John is buried in Creggagh Cemetary in his beloved west of Ireland. The well-spring of his creativity was lively and strong to the very last day and his legacy of as yet unpublished works is being carefully minded and nurtured towards emergence by his beloved family.”
Place of Resurrection: John left behind his beloved partner and soulmate, Kristine Fleck. He died in his sleep at Avignon, France on January 4, 2008. He left planet earth too soon. His mother died almost exactly four years after John.
The church where John’s funeral took place is in Fanore, about 12 miles from Ballyvaughan on the coast road south.
John is buried in Creggagh graveyard, about two miles further south along the coast road, just beyond O’Donoghue’s pub on the left hand side of the road. Following is a poem that John wrote that was published in his book To Bless the Space Within (Benedictus in Europe and UK) two months after he died.

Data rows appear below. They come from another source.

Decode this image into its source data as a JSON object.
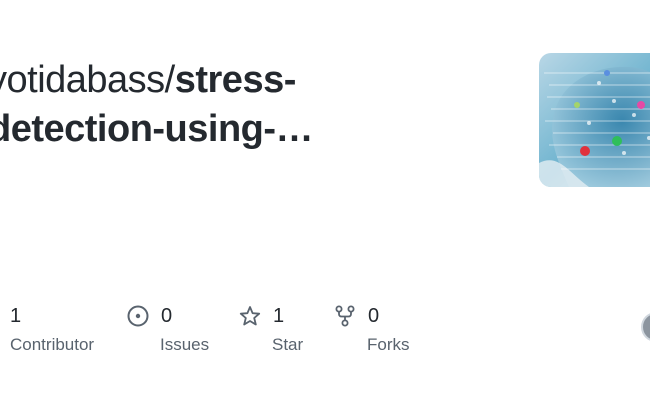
{
  "repo": {
    "owner_line": "yotidabass/",
    "name_line1": "stress-",
    "name_line2": "detection-using-…"
  },
  "stats": {
    "contributors": {
      "count": "1",
      "label": "Contributor",
      "icon": "people-icon"
    },
    "issues": {
      "count": "0",
      "label": "Issues",
      "icon": "issue-circle-icon"
    },
    "stars": {
      "count": "1",
      "label": "Star",
      "icon": "star-icon"
    },
    "forks": {
      "count": "0",
      "label": "Forks",
      "icon": "fork-icon"
    }
  },
  "colors": {
    "text": "#24292f",
    "muted": "#59636e",
    "icon": "#59636e"
  }
}
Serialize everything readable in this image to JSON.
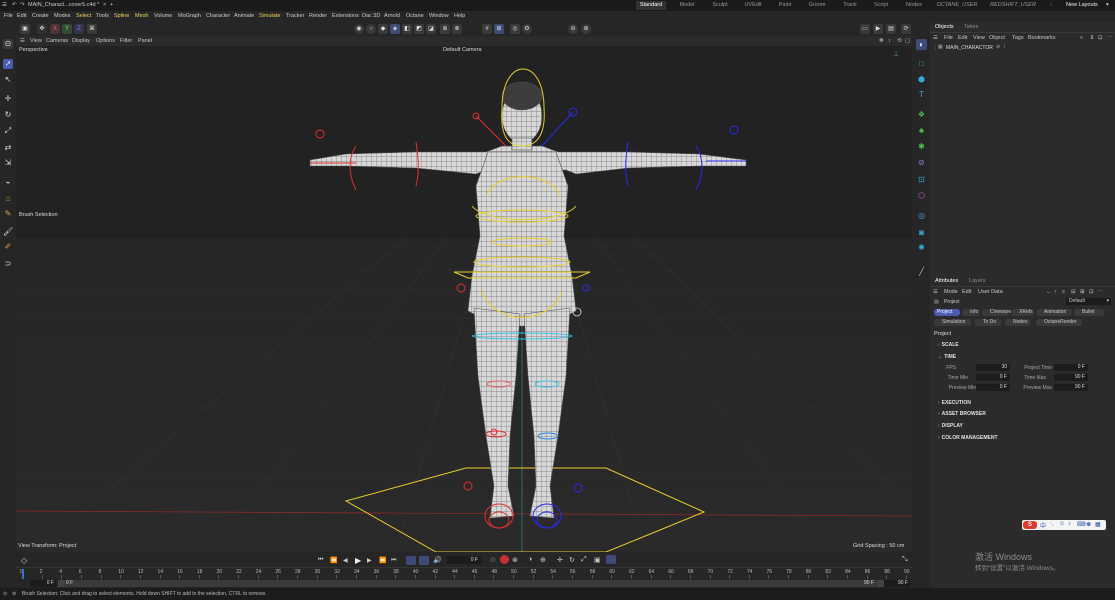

‘May there be some beautiful surprise
Waiting for you inside death
Something you never knew or felt,
Which with one simple touch
Absolves you of all loneliness and loss,
As you quicken within the embrace
For which your soul was eternally made.
‘May your heart be speechless
At the sight of the truth
Of all your belief had hoped,
Your heart breathless
In the light and lightness
Where each and every thing
Is at last its true self
Within that serene belonging
That dwells beside us
On the other side
Of what we see.’
As a pastor, I have read John O’ Donohue’s poignant poem, Beannacht (Blessing) at numerous graveside services. He wrote this blessing for his mother Josie years before either of them passed away:
On the day when
the weight deadens
on your shoulders
and you stumble,
may the clay dance
to balance you.
And when your eyes
the grey window
and the ghost of loss
gets in to you,
may a flock of colours,
indigo, red, green,
and azure blue
come to awaken in you
a meadow of delight.
When the canvas frays
in the currach of thought
and a stain of ocean
blackens beneath you,
may there come across the waters
a path of yellow moonlight
to bring you safely home.
May the nourishment of the earth be yours,
may the clarity of light be yours,
may the fluency of the ocean be yours,
may the protection of the ancestors be yours.
And so may a slow
wind work these words
of love around you,
an invisible cloak
to mind your life.
John O’Donohue website. Information about John, a listing of all his books, videos, recordings, memorial, etc.
http://www.npr.org/templates/story/story.php?storyId=18050293NPR. NPR. Obituary of John O’ Donohue.
http://www.theguardian.com/world/2008/apr/15/religion. The Guardian. Obituary of John O’Donohue.
http://www.miriamswell.org/JohnODonohue/service.cfm. Miriam’s Well. Thoughts from one who attended John O’Donohue’s memorial service.
http://www.independent.co.uk/news/obituaries/john-odonohue-poet-priest-and-religious-writer-787837.html. John Skinner’s thoughts on John O’Donohue.
http://www.personaltransformation.com/john_odonohue.html. A written interview with John O’Donohue by Mary NurriStearns.
http://www.onbeing.org/program/inner-landscape-beauty/203. An oral interview with John O’Donohue.Tippett, Krista. On Being radio show.
http://www.onbeing.org/program/inner-landscape-beauty/feature/john-odonohues-poems-recited-poet-himself/1127. Tippett, Krista. Poems being read by John on radio show, On Being that were not included in the final broadcast between Krista Tippett and John O’Donohue.
Sawyers, June Skinner. “John O’Donohue” in Praying with Celtic Saints, Prophets, Martyrs, and Poets. Franklin, WI: Sheed & Ward, 2001.